From the little I have been able to piece together, workplace etiquette and manners are held as a priori – especially when it comes to analyzing situations with our stereotypical glasses. There is an assumption in our education and to a greater extent our public lives that we have an innate understanding of what is proper and what is not proper. There are few for-credit classes I am aware providing students with instructions regarding proper guidelines for how to act on the job.
Where post-secondary education offers etiquette instruction, it is often in the context of cultural awareness and formal business dining. When it comes to practicing workplace etiquette, there are moments when impassioned, unthoughtful statements are made and actions are taken. As is the case with more things than not, our stereotypes, especially along gender normative and racial lines encourage quick analysis, even if the analysis does not reach back to the statement maker or action taker.

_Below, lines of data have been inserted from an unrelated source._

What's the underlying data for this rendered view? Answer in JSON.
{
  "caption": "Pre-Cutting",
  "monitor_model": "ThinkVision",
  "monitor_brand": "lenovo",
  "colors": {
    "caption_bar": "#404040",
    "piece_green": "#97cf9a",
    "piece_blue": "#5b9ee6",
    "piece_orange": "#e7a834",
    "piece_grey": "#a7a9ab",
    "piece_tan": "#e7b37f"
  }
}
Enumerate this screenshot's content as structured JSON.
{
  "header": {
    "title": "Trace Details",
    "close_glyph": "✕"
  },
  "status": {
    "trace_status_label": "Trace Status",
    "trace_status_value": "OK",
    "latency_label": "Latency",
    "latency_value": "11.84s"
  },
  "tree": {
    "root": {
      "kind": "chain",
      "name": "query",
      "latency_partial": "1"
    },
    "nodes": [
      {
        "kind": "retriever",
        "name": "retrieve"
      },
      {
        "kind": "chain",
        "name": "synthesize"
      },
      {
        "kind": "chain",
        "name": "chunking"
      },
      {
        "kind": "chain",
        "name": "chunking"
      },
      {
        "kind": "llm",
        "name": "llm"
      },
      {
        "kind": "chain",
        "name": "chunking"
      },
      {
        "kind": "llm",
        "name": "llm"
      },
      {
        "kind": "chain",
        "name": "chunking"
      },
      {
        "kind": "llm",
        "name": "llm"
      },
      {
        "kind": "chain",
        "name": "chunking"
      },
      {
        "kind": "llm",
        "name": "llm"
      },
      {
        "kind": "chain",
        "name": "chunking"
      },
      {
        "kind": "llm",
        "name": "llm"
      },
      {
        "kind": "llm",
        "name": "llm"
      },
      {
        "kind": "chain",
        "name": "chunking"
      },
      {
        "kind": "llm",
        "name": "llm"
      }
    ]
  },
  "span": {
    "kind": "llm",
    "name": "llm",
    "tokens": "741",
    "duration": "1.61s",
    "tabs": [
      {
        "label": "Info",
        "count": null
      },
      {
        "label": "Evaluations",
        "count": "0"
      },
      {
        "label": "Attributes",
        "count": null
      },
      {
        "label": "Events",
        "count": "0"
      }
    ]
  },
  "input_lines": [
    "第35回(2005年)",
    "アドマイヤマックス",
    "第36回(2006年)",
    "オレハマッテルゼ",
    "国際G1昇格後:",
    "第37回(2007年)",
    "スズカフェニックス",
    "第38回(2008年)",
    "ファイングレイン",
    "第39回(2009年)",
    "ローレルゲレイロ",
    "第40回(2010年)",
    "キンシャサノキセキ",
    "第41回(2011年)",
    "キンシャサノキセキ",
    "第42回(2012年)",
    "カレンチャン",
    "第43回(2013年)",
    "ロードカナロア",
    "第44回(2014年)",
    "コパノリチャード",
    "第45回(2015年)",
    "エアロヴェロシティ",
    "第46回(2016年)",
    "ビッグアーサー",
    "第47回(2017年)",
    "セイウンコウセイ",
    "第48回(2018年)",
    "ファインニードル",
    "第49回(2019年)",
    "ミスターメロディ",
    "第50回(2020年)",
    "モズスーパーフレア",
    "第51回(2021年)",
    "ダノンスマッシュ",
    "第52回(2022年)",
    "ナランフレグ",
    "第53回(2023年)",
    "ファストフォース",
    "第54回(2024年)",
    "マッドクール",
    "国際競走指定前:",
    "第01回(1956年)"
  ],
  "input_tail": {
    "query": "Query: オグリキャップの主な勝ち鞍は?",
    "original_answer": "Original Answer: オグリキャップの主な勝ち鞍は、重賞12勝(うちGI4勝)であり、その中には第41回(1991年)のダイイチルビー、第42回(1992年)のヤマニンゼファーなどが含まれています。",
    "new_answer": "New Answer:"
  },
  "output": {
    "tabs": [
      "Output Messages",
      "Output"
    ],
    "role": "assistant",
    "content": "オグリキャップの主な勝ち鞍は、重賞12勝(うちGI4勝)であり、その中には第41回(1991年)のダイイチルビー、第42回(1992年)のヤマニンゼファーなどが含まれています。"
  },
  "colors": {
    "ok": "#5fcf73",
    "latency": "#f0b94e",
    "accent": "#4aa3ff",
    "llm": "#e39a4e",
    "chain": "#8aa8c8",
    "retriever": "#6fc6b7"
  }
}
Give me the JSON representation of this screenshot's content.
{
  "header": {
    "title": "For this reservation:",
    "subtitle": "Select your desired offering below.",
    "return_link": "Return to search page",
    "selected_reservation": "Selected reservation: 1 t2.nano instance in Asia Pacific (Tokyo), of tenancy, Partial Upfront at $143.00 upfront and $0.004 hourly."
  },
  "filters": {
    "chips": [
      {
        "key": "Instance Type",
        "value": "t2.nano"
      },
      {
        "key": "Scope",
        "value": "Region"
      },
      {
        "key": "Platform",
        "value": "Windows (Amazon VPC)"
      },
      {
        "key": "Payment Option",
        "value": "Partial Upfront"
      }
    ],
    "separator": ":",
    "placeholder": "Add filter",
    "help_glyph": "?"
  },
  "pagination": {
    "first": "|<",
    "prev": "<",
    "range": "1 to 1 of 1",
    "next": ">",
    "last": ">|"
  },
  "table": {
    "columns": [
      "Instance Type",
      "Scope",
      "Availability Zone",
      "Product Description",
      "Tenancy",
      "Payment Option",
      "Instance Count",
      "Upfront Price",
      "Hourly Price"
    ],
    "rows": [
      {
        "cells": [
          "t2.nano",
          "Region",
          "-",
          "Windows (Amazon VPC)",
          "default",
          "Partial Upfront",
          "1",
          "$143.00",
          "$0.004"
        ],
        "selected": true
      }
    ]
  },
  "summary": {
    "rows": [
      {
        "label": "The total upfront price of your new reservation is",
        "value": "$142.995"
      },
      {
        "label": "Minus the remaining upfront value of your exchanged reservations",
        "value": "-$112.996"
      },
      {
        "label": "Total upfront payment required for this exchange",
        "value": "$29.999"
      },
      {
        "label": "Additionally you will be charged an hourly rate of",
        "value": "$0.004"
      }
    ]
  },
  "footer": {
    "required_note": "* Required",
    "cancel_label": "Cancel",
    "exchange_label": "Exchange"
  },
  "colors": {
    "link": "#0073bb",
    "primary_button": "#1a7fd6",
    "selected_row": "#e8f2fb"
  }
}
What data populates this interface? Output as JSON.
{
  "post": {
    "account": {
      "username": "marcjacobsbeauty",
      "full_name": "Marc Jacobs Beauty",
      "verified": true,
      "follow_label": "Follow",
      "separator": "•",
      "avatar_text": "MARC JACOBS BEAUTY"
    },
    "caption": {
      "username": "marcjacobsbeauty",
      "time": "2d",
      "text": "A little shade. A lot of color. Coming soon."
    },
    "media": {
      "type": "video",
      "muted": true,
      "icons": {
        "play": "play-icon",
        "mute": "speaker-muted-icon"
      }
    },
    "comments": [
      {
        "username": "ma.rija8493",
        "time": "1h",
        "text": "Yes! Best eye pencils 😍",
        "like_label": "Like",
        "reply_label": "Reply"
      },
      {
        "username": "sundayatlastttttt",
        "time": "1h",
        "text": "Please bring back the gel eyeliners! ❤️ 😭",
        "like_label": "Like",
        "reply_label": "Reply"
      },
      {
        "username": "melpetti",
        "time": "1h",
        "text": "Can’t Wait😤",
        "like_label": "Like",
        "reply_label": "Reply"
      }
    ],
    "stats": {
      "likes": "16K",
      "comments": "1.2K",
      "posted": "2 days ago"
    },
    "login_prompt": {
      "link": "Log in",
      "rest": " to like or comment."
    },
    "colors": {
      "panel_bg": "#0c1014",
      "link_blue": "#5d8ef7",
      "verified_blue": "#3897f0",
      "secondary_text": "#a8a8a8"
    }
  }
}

Attempting to unpack the above paragraph, I question, who is responsible for informing others of proper etiquette in the workplace? If knowledge of workplace manners is not a priori, who or what then should be at the forefront of providing a base of working “dos and don’ts,” for example parents, schools or experiences?
I am the type person and therefore employee that stays out of as much as I can. This inaction is not all bad in the context of workplace etiquette as it reduced the opportunities for me to be impassioned and unthoughtful. I will listen to office gossip, but often I will squirm uncomfortably just as I do are when I meet someone with poor manners or poor grammar. If the cause of the squirm is not intrinsic, what I know about etiquette and manners must largely stem from the stories of my parents and older siblings as well as observing their actions.
School peers and coworkers also inform the right and more importantly wrong statements to make and actions to take. Noting I limit acquaintance experiences, I have had no audio/visual feedback to suggest I do not practice acceptable etiquette in the workplace, therefore I will conclude my actions are culturally acceptable in my setting. Maybe I only lack feedback because the analysis – joking about a situation – never reaches my ears or eyes.
If it is held that parents and legal guardians, teachers and professors, superiors and older siblings as well as peers and coworkers provide us with a foundation of how to act properly, what else can be encouraged to increase the occurrence of proper workplace manners? Considering work related moments when the statements and actions of those around me induced my inner squirm, the most embarrassing (and common) form of poor workplace behavior stems from adding emotional charge to a statement or action. On the opposing end of the spectrum is apathy, of which I have been adjacent to an extreme case recently. Emotionally charged action should take note of the apathetic situations and be reminded this is only one moment of one a job in a lifelong career.
If you surmise your work is being called into question, do not take it personally and emotionally charge the moment. Take a step back and make a plan to respond thoughtfully. In other words, take some time and maybe a walk before responding. For apathetic situations, remember the same things: this is a moment of one job in a lifelong career. If you take time to care about the work you are doing, your job will be easier and your career will have a higher probability of being stable. Recall any one of multiple cliché statement to remember this advice such as one can lose the battle but win the war (take a step back, it is a long career); to finish first, first one must finish (care about the work you are doing) etc.